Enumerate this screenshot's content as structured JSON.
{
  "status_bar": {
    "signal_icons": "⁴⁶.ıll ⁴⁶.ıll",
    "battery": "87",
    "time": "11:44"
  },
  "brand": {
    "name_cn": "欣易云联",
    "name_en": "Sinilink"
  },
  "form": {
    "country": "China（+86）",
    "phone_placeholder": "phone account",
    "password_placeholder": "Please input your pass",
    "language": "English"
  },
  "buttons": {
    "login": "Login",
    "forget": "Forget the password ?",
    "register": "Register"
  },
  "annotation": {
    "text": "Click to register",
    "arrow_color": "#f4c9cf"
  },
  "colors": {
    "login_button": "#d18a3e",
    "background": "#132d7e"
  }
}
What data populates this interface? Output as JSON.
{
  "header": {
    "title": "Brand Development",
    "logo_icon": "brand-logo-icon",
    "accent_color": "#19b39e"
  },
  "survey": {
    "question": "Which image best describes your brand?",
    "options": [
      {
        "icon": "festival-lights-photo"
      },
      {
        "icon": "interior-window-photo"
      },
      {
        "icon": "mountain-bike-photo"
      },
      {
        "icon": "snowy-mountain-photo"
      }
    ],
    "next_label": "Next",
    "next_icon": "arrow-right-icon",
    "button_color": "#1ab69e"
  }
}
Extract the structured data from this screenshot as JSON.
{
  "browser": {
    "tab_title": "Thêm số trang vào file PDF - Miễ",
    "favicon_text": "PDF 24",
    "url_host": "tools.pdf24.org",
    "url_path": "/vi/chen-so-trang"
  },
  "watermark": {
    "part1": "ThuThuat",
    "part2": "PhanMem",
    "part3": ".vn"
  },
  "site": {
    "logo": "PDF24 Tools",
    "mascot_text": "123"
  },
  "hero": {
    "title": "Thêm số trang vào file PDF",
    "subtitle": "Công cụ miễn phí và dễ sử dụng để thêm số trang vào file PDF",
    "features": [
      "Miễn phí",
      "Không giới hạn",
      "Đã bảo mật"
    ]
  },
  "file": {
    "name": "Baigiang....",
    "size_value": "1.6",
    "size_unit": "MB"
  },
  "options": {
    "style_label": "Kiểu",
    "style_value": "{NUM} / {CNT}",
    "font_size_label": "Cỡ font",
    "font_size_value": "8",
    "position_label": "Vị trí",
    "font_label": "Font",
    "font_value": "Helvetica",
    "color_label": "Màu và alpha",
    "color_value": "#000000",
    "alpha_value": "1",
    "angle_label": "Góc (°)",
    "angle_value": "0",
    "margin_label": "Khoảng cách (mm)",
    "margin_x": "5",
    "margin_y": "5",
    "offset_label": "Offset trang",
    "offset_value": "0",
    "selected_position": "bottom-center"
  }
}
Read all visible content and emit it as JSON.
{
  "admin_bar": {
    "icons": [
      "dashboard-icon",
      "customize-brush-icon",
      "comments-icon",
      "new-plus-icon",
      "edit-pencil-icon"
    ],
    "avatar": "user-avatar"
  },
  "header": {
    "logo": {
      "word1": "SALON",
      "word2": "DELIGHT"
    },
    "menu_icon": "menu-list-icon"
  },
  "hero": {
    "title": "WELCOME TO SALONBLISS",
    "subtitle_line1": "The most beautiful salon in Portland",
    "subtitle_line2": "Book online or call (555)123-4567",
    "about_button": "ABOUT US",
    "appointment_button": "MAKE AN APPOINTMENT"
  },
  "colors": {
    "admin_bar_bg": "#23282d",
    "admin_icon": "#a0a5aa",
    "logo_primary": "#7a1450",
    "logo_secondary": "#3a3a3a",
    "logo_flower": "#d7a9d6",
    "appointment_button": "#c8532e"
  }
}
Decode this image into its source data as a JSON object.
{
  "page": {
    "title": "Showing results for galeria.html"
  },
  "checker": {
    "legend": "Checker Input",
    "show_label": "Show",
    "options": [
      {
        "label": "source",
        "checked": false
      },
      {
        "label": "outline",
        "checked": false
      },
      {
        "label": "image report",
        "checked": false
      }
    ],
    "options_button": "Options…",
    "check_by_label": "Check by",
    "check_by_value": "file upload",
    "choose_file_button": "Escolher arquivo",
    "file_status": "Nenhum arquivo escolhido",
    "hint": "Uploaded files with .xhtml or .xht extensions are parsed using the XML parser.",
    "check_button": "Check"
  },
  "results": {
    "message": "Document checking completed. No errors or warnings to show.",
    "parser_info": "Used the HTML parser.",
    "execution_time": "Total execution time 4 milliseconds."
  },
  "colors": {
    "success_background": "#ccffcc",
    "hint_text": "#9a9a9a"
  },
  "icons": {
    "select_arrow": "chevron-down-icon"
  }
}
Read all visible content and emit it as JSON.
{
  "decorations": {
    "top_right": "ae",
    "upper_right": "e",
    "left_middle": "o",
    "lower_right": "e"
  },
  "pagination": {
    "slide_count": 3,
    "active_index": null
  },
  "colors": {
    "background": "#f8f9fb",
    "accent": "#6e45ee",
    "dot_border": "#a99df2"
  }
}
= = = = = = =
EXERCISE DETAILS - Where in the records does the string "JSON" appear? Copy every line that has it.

WRITTEN ANSWER -
Enumerate this screenshot's content as structured JSON.
What data populates this interface? Output as JSON.
Extract the structured data from this screenshot as JSON.
Read all visible content and emit it as JSON.
Decode this image into its source data as a JSON object.
Read all visible content and emit it as JSON.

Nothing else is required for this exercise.